GOAL OF THE EXERCISE
Find the lines holding the string "title" in the data, then copy all of them.

DATA FOR ANALYSIS
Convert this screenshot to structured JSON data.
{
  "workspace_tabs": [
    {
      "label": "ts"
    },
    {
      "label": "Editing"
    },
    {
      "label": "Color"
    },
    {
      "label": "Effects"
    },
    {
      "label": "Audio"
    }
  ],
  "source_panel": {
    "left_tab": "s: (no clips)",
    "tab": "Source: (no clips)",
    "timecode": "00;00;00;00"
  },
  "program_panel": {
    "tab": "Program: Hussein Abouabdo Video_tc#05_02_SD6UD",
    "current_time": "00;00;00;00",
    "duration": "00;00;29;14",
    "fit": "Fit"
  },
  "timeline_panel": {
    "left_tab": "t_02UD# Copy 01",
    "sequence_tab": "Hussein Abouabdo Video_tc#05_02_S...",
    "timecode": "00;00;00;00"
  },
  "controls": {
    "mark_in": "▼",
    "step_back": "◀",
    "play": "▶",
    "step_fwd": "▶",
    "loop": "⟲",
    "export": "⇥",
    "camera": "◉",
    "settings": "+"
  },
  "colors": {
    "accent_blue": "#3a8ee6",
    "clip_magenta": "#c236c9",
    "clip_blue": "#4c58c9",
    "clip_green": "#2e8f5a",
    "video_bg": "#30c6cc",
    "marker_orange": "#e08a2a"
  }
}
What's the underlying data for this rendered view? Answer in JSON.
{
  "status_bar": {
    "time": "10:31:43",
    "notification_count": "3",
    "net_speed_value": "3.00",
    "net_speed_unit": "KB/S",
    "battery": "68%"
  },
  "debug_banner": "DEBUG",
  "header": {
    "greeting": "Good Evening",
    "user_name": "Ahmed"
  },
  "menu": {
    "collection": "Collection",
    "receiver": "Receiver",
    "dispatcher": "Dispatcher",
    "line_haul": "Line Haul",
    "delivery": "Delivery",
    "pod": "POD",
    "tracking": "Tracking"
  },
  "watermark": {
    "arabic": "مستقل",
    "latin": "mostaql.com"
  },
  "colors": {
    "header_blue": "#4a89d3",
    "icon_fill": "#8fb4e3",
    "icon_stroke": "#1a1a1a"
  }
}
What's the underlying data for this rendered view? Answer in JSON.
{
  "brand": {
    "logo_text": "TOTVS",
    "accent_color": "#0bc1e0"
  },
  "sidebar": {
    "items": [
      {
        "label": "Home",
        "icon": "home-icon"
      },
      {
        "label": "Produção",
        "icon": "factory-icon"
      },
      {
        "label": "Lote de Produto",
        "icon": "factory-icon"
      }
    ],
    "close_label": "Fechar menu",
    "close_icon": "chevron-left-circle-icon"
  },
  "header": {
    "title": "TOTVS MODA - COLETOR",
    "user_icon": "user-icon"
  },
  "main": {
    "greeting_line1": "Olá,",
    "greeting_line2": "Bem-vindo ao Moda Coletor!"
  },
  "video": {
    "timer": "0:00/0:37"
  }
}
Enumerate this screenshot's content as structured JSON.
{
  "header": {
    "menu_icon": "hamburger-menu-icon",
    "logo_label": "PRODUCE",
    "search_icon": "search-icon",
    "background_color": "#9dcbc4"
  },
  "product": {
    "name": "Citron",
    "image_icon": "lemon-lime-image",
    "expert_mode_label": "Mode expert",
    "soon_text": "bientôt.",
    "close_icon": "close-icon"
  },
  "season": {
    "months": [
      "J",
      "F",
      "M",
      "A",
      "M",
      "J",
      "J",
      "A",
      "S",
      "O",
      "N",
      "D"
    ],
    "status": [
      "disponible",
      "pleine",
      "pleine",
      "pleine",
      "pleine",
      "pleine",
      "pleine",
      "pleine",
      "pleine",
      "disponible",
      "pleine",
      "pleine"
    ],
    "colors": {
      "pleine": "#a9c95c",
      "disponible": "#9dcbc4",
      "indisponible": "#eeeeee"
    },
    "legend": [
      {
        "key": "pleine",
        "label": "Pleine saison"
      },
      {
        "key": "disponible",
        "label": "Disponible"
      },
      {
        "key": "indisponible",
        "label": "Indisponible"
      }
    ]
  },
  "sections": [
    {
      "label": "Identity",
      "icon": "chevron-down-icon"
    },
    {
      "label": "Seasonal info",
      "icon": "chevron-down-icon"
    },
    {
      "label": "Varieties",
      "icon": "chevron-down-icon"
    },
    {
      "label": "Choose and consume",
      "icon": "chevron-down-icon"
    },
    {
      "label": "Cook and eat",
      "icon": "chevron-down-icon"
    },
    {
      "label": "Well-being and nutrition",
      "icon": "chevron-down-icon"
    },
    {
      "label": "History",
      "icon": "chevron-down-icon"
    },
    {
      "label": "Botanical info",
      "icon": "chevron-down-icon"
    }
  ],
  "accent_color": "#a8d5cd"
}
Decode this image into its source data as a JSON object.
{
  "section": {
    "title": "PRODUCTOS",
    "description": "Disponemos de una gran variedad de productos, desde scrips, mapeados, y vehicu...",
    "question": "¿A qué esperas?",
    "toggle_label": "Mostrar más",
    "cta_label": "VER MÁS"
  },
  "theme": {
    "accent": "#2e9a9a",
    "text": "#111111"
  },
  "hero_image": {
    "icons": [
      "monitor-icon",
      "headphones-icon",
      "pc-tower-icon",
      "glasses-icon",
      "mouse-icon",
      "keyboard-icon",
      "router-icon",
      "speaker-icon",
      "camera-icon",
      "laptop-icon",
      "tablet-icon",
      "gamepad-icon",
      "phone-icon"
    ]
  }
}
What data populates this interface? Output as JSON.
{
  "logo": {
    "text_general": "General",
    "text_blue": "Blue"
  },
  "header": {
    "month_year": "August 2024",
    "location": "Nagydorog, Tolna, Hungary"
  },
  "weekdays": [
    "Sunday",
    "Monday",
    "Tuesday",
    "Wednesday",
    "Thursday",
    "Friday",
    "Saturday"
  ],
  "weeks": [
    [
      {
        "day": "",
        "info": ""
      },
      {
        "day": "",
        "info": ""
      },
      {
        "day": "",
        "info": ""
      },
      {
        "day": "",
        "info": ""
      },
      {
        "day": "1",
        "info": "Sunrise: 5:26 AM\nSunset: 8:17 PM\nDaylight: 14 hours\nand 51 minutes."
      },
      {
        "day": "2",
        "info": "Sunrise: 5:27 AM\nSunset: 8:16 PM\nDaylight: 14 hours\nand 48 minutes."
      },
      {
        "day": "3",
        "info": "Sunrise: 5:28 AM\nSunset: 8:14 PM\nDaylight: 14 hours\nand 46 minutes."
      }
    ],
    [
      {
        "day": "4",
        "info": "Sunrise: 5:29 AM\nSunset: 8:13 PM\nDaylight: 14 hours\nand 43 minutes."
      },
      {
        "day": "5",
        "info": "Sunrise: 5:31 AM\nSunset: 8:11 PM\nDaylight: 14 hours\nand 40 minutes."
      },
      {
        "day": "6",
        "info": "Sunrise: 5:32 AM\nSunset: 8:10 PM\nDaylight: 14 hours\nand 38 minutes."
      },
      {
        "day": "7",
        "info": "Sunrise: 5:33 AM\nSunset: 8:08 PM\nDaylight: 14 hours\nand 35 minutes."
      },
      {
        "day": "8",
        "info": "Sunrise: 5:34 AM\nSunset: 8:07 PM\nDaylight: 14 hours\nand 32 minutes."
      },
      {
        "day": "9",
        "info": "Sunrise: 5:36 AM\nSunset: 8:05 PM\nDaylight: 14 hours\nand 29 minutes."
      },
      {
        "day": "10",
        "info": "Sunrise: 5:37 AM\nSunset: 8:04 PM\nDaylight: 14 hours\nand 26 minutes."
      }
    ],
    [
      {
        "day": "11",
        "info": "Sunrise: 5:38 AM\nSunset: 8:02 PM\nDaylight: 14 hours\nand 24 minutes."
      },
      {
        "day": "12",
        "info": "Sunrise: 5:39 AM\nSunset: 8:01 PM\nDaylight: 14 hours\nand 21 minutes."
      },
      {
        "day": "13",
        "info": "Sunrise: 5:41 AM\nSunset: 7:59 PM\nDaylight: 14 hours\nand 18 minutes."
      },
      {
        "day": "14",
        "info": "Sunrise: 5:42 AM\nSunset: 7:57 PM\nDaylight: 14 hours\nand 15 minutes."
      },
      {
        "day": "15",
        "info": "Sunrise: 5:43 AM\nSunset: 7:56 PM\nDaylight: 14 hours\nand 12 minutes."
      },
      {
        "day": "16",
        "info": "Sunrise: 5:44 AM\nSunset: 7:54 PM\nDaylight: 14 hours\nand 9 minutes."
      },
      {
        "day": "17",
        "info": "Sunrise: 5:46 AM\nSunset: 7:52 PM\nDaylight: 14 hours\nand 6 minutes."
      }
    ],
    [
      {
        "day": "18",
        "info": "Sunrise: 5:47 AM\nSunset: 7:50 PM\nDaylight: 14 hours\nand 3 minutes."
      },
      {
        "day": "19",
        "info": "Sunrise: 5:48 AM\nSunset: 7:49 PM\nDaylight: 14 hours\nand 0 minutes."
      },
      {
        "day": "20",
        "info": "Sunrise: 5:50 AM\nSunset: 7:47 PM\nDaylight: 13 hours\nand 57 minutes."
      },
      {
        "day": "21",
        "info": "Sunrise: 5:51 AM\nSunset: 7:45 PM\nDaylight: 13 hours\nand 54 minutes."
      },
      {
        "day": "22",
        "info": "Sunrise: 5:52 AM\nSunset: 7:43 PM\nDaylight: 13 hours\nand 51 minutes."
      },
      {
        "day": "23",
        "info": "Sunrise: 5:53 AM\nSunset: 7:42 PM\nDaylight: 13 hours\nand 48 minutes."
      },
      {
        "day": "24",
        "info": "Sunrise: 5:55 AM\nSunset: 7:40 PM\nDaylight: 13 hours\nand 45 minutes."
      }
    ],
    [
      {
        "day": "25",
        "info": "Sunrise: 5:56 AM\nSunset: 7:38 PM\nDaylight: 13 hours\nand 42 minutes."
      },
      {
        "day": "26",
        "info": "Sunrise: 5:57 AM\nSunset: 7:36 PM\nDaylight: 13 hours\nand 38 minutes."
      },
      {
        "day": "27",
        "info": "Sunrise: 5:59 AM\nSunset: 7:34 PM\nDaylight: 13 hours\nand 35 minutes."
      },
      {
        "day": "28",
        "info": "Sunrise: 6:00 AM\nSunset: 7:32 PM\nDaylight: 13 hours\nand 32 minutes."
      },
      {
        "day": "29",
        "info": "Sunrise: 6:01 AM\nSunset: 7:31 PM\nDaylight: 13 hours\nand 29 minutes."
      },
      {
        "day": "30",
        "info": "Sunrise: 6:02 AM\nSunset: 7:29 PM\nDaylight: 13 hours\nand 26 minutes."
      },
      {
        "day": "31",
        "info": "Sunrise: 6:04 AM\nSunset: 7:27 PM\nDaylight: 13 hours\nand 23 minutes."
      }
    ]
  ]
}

ANSWER BOX
    "title": "TOTVS MODA - COLETOR",
    "title": "PRODUCTOS",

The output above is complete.